Task brief »
Lines where the string "title" appears are to be copied from the entries below.

Data supplied »

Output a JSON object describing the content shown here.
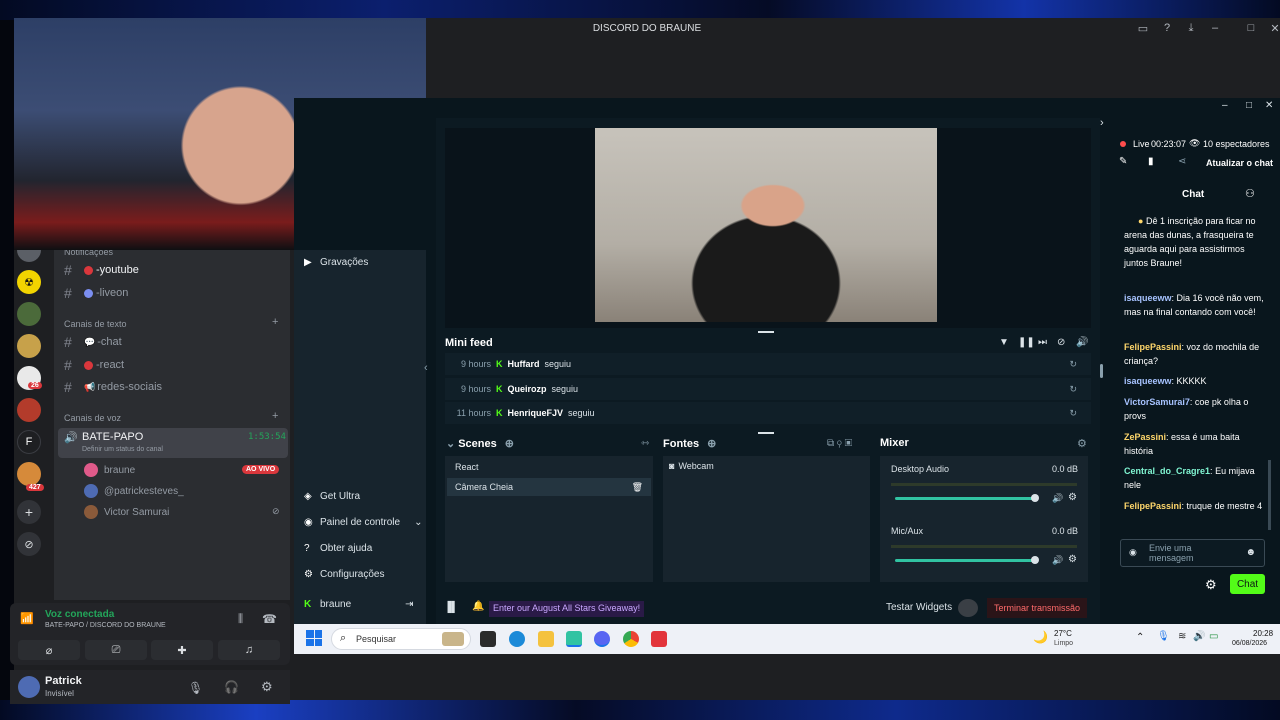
{
  "window": {
    "title": "DISCORD DO BRAUNE"
  },
  "servers": {
    "badge_1": "26",
    "badge_2": "427",
    "letter": "F"
  },
  "channels": {
    "notifications_cat": "Notificações",
    "text_cat": "Canais de texto",
    "voice_cat": "Canais de voz",
    "notif_items": [
      {
        "name": "-youtube",
        "color": "#da373c"
      },
      {
        "name": "-liveon",
        "color": "#7b8ef0"
      }
    ],
    "text_items": [
      {
        "name": "-chat",
        "emoji": "💬"
      },
      {
        "name": "-react",
        "color": "#da373c"
      },
      {
        "name": "redes-sociais",
        "emoji": "📢"
      }
    ],
    "voice_channel": {
      "name": "BATE-PAPO",
      "timer": "1:53:54",
      "status": "Definir um status do canal"
    },
    "voice_users": [
      {
        "name": "braune",
        "live": "AO VIVO"
      },
      {
        "name": "@patrickesteves_"
      },
      {
        "name": "Victor Samurai"
      }
    ]
  },
  "voice_panel": {
    "status": "Voz conectada",
    "location": "BATE-PAPO / DISCORD DO BRAUNE"
  },
  "user": {
    "name": "Patrick",
    "status": "Invisível"
  },
  "streamlabs": {
    "nav": {
      "recordings": "Gravações",
      "get_ultra": "Get Ultra",
      "control_panel": "Painel de controle",
      "help": "Obter ajuda",
      "settings": "Configurações",
      "account": "braune"
    },
    "mini_feed": {
      "title": "Mini feed",
      "rows": [
        {
          "time": "9 hours",
          "user": "Huffard",
          "action": "seguiu"
        },
        {
          "time": "9 hours",
          "user": "Queirozp",
          "action": "seguiu"
        },
        {
          "time": "11 hours",
          "user": "HenriqueFJV",
          "action": "seguiu"
        }
      ]
    },
    "scenes": {
      "title": "Scenes",
      "items": [
        "React",
        "Câmera Cheia"
      ]
    },
    "sources": {
      "title": "Fontes",
      "items": [
        "Webcam"
      ]
    },
    "mixer": {
      "title": "Mixer",
      "channels": [
        {
          "name": "Desktop Audio",
          "db": "0.0 dB",
          "level": 1.0
        },
        {
          "name": "Mic/Aux",
          "db": "0.0 dB",
          "level": 1.0
        }
      ]
    },
    "footer": {
      "giveaway": "Enter our August All Stars Giveaway!",
      "test_widgets": "Testar Widgets",
      "end_stream": "Terminar transmissão"
    },
    "stream_status": {
      "live_label": "Live",
      "uptime": "00:23:07",
      "viewers": "10 espectadores",
      "refresh": "Atualizar o chat"
    }
  },
  "chat": {
    "title": "Chat",
    "pinned": "Dê 1 inscrição para ficar no arena das dunas, a frasqueira te aguarda aqui para assistirmos juntos Braune!",
    "messages": [
      {
        "user": "isaqueeww",
        "text": "Dia 16 você não vem, mas na final contando com você!"
      },
      {
        "user": "FelipePassini",
        "text": "voz do mochila de criança?"
      },
      {
        "user": "isaqueeww",
        "text": "KKKKK"
      },
      {
        "user": "VictorSamurai7",
        "text": "coe pk olha o provs"
      },
      {
        "user": "ZePassini",
        "text": "essa é uma baita história"
      },
      {
        "user": "Central_do_Cragre1",
        "text": "Eu mijava nele"
      },
      {
        "user": "FelipePassini",
        "text": "truque de mestre 4"
      }
    ],
    "input_placeholder": "Envie uma mensagem",
    "send_label": "Chat"
  },
  "taskbar": {
    "search": "Pesquisar",
    "weather_temp": "27°C",
    "weather_desc": "Limpo",
    "time": "20:28",
    "date": "06/08/2026"
  },
  "colors": {
    "accent_green": "#53fc18",
    "streamlabs_teal": "#31c3a2",
    "live_red": "#da373c"
  }
}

Exercise solution »
    "title": "DISCORD DO BRAUNE"
      "title": "Mini feed",
      "title": "Scenes",
      "title": "Fontes",
      "title": "Mixer",
    "title": "Chat",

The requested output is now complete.